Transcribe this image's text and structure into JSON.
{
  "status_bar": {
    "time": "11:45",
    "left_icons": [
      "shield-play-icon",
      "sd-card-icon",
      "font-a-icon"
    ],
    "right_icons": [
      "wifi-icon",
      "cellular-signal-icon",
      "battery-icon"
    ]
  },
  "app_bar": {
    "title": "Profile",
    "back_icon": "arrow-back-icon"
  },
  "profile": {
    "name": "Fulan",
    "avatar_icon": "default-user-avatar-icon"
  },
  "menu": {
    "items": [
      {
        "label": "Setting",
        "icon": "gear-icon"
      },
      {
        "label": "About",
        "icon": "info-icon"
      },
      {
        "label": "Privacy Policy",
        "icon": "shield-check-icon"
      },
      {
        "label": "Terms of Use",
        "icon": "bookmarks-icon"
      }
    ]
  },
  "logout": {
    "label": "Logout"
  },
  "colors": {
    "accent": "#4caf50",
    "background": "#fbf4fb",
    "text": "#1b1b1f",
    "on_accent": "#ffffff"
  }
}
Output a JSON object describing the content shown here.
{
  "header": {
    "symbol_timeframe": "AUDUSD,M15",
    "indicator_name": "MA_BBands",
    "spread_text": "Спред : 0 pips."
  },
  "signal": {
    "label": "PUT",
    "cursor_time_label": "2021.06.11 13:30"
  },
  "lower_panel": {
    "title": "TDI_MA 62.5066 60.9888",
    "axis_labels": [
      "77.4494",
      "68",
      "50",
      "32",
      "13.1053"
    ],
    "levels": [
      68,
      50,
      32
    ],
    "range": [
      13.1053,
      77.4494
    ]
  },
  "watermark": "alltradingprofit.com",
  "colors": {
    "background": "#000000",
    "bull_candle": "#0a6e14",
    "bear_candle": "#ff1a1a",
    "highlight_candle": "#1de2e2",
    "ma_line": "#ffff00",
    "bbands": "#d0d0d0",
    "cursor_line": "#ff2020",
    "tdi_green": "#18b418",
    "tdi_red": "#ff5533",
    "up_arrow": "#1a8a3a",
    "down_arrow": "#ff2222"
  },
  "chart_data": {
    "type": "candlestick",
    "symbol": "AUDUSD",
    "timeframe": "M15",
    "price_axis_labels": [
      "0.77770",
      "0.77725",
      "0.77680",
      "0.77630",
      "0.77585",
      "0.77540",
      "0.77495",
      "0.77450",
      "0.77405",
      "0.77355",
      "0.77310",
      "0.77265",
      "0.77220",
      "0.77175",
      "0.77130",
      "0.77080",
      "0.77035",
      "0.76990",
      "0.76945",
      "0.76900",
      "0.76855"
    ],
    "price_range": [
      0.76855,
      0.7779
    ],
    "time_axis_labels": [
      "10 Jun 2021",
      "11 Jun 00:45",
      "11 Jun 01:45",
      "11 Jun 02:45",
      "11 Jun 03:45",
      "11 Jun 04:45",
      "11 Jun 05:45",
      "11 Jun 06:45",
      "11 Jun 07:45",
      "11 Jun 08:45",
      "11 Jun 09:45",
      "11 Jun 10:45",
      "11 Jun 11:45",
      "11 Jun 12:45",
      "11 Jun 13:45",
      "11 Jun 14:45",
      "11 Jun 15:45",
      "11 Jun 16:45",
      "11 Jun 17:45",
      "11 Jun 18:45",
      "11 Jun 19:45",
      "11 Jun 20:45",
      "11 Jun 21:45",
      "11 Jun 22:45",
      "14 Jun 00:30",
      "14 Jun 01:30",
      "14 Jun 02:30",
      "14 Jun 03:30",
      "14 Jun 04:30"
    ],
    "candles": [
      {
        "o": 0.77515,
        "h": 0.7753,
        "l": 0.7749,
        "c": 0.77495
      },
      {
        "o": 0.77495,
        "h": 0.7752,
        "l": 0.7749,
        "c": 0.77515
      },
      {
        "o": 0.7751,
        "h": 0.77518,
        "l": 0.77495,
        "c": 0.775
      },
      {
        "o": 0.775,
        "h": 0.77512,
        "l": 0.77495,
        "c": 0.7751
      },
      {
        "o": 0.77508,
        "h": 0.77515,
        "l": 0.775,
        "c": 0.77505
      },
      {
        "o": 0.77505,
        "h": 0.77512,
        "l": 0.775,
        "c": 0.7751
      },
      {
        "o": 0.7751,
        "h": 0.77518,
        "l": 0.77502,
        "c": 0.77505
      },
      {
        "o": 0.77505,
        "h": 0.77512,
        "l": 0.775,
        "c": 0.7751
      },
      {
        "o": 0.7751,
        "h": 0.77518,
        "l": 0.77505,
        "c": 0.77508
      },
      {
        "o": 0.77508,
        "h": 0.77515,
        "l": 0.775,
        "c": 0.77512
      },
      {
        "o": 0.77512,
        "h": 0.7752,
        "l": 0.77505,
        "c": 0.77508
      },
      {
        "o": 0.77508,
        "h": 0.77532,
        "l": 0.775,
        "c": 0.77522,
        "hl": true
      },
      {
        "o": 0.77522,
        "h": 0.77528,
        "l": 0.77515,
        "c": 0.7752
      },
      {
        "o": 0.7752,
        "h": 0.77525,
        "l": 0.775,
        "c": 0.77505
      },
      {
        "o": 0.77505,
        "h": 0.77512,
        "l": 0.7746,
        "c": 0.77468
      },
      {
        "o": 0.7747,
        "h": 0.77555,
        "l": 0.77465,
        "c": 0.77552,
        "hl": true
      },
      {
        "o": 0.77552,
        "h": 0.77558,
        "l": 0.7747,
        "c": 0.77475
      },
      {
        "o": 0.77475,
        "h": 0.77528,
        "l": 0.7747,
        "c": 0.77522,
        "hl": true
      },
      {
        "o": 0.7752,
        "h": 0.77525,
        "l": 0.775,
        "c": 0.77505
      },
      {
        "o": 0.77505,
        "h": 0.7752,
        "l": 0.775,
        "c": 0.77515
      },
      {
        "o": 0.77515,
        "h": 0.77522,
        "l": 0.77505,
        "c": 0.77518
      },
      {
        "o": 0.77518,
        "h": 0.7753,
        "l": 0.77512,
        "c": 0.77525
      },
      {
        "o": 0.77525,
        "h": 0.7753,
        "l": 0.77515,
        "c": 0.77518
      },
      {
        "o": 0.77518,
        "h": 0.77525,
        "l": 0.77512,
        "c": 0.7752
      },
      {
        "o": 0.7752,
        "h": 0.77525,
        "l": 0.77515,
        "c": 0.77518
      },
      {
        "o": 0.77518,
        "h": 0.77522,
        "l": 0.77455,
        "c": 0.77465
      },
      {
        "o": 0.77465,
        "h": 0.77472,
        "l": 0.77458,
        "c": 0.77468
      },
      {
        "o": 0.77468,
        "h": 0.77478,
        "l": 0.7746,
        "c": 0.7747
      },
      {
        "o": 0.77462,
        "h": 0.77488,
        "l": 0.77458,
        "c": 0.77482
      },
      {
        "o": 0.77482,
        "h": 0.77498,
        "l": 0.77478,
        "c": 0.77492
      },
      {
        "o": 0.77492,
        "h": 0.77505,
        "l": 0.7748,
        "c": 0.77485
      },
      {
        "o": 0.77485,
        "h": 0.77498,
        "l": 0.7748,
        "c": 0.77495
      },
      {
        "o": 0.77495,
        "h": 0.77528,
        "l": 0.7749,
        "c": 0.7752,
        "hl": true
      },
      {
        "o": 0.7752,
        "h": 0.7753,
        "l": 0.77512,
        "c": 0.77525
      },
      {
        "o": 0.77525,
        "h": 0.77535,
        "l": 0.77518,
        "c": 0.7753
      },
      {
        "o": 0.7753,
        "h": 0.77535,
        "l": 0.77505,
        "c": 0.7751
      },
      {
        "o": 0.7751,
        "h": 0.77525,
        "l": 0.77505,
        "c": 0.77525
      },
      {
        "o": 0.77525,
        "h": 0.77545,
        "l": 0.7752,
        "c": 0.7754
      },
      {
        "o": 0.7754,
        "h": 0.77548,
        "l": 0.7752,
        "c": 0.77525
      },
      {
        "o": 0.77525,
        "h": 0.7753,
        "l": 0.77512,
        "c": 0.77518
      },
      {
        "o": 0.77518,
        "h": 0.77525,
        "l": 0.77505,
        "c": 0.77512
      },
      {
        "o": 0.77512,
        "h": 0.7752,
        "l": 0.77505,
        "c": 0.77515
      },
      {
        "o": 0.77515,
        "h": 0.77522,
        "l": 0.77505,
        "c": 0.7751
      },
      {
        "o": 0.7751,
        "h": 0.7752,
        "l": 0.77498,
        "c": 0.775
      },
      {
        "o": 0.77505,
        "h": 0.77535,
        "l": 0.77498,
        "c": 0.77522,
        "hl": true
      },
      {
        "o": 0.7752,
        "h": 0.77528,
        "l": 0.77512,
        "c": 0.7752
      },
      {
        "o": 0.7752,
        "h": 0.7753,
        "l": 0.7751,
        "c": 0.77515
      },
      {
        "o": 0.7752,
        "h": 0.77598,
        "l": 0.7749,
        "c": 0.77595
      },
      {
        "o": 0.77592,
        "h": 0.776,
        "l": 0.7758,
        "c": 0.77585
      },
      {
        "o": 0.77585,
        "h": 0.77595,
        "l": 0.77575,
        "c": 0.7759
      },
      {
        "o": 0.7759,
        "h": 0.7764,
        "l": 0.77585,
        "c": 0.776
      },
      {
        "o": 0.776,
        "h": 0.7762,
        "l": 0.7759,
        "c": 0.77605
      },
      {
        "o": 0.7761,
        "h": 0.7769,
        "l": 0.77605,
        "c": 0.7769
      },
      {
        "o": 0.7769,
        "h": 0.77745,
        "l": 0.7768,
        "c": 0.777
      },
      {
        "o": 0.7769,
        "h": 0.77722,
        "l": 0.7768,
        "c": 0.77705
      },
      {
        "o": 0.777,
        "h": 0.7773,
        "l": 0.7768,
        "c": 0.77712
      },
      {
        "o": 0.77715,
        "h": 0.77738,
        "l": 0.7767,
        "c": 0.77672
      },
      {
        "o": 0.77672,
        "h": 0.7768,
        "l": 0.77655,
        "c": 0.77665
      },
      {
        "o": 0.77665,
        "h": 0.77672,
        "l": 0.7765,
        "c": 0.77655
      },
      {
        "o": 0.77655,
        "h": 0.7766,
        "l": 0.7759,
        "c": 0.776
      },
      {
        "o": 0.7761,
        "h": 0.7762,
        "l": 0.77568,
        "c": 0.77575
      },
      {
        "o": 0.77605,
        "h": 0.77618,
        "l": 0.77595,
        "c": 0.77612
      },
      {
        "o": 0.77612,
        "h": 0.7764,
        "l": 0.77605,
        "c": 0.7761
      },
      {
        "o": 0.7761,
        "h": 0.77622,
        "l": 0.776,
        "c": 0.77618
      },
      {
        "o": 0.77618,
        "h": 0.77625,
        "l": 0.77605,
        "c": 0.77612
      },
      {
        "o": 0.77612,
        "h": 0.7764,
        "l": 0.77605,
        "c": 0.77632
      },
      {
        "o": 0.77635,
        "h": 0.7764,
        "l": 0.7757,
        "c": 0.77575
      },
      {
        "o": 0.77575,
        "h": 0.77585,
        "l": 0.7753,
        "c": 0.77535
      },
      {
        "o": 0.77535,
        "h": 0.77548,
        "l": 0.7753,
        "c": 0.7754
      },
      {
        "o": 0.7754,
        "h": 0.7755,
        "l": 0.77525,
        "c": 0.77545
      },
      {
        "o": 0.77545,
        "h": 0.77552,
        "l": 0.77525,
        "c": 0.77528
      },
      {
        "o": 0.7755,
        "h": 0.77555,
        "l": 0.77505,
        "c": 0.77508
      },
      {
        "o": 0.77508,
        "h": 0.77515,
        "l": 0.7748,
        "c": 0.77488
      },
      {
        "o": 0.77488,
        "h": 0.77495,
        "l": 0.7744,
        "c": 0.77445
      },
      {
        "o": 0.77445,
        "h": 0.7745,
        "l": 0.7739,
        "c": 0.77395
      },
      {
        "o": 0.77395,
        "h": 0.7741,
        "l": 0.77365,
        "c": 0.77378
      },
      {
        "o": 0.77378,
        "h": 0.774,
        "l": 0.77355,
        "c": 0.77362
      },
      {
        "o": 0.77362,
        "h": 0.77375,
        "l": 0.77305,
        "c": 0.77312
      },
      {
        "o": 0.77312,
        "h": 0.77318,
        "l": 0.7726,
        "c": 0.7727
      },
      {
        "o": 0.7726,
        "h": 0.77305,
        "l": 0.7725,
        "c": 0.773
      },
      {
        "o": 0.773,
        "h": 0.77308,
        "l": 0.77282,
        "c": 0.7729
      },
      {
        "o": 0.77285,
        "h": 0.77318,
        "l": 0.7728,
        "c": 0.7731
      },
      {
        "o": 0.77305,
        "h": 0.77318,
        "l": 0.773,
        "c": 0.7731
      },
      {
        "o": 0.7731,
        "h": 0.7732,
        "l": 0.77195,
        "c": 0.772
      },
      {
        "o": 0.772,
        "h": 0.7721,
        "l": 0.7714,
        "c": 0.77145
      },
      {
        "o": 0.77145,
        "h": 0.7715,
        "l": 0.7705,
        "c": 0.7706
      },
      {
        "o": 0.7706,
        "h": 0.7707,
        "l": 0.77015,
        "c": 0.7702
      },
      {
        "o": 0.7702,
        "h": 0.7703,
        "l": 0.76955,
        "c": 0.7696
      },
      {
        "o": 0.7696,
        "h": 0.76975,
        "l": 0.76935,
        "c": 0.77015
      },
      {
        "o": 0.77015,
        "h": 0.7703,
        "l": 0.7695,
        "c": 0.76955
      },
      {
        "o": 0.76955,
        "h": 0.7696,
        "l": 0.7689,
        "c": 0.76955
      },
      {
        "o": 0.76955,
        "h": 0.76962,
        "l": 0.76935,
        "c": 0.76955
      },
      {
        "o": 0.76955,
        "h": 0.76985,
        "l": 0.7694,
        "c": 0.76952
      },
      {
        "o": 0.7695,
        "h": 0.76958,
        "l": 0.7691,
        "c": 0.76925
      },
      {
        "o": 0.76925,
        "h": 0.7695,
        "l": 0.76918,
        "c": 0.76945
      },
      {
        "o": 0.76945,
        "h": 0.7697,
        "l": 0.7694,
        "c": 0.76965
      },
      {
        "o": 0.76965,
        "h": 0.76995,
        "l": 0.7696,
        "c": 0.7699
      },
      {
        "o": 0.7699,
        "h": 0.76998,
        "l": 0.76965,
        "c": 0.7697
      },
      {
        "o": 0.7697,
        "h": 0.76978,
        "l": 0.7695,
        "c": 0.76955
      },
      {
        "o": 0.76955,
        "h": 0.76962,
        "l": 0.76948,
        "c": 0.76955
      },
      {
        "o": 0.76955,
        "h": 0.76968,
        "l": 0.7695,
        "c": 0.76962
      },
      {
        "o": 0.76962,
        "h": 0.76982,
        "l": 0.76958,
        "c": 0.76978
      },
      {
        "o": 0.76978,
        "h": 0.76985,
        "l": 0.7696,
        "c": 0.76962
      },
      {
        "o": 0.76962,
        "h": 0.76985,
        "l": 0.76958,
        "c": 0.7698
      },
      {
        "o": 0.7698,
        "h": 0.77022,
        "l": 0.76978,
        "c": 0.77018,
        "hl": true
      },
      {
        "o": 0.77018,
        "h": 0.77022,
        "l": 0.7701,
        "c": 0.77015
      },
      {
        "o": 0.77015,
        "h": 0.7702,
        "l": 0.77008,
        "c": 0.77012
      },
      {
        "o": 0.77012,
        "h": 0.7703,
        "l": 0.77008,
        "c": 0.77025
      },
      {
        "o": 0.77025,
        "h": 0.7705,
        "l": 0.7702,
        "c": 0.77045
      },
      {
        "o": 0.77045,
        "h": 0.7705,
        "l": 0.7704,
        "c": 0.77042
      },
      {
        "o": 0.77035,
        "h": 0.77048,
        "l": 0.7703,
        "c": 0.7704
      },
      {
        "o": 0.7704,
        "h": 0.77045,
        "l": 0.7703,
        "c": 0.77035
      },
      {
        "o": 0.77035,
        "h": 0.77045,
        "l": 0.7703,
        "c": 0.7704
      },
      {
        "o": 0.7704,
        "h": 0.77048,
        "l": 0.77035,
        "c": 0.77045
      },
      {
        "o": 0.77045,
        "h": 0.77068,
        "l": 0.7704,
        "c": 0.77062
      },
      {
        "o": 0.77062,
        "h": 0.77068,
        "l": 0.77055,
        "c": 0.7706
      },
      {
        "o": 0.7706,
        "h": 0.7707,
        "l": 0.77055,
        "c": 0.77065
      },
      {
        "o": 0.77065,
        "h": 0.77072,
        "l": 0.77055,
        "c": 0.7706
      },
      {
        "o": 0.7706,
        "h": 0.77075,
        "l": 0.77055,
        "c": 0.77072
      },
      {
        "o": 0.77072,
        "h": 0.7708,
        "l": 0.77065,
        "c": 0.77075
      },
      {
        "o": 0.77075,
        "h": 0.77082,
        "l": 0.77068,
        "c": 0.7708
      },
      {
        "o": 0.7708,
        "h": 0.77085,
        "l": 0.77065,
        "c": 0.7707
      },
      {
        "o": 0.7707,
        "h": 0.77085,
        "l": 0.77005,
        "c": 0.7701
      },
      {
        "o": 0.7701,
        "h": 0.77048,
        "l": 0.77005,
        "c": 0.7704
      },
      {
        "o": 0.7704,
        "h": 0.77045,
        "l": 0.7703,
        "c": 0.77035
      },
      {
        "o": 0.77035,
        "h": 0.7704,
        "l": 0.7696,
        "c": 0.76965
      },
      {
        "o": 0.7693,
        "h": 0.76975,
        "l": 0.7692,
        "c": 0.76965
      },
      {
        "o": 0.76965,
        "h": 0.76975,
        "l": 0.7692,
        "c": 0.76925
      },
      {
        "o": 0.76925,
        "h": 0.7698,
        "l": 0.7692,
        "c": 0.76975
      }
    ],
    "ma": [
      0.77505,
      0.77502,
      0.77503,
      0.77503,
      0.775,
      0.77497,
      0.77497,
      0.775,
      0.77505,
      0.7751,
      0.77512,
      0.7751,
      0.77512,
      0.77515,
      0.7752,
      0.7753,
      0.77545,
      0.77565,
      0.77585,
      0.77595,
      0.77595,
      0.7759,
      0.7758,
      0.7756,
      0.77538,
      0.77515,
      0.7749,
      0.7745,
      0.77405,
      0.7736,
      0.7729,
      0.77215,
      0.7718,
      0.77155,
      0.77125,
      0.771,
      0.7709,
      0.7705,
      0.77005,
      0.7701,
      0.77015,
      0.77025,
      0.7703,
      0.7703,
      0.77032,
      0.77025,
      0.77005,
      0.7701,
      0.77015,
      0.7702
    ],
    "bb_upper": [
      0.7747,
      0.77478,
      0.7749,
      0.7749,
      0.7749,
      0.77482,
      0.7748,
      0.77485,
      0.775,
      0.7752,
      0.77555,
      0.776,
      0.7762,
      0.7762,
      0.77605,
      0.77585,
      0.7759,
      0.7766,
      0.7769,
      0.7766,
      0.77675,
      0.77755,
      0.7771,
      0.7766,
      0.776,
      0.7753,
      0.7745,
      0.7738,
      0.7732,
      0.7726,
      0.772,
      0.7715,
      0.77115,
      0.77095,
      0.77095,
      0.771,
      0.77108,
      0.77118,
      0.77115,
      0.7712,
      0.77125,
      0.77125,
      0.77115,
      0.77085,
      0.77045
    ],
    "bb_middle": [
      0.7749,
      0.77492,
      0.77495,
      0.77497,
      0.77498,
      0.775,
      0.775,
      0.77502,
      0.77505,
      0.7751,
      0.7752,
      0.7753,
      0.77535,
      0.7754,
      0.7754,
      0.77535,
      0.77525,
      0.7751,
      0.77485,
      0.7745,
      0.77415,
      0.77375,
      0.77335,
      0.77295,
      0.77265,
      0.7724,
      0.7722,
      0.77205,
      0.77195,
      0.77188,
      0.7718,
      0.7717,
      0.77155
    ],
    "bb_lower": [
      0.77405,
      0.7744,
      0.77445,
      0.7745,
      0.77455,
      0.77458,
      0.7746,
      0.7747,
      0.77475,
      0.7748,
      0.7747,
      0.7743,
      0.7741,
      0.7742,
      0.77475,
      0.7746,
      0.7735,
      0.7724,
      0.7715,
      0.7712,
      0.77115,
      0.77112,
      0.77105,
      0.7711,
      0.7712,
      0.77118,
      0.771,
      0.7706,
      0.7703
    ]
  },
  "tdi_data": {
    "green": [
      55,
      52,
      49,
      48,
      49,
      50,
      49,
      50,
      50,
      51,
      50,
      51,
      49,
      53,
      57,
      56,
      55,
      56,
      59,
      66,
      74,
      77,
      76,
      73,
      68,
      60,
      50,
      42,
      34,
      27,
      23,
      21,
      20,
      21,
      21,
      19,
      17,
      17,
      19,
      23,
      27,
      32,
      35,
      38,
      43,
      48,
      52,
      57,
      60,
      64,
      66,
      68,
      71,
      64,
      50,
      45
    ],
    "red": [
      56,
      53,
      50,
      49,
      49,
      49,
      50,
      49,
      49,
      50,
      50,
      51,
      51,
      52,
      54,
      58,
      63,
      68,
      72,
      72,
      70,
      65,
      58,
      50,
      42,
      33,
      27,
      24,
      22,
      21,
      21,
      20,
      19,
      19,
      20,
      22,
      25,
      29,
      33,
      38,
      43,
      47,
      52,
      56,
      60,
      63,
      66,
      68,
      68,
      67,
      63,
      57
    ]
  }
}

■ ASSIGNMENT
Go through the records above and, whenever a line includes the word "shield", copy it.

■ SOLUTION BELOW
      "shield-play-icon",
        "icon": "shield-check-icon"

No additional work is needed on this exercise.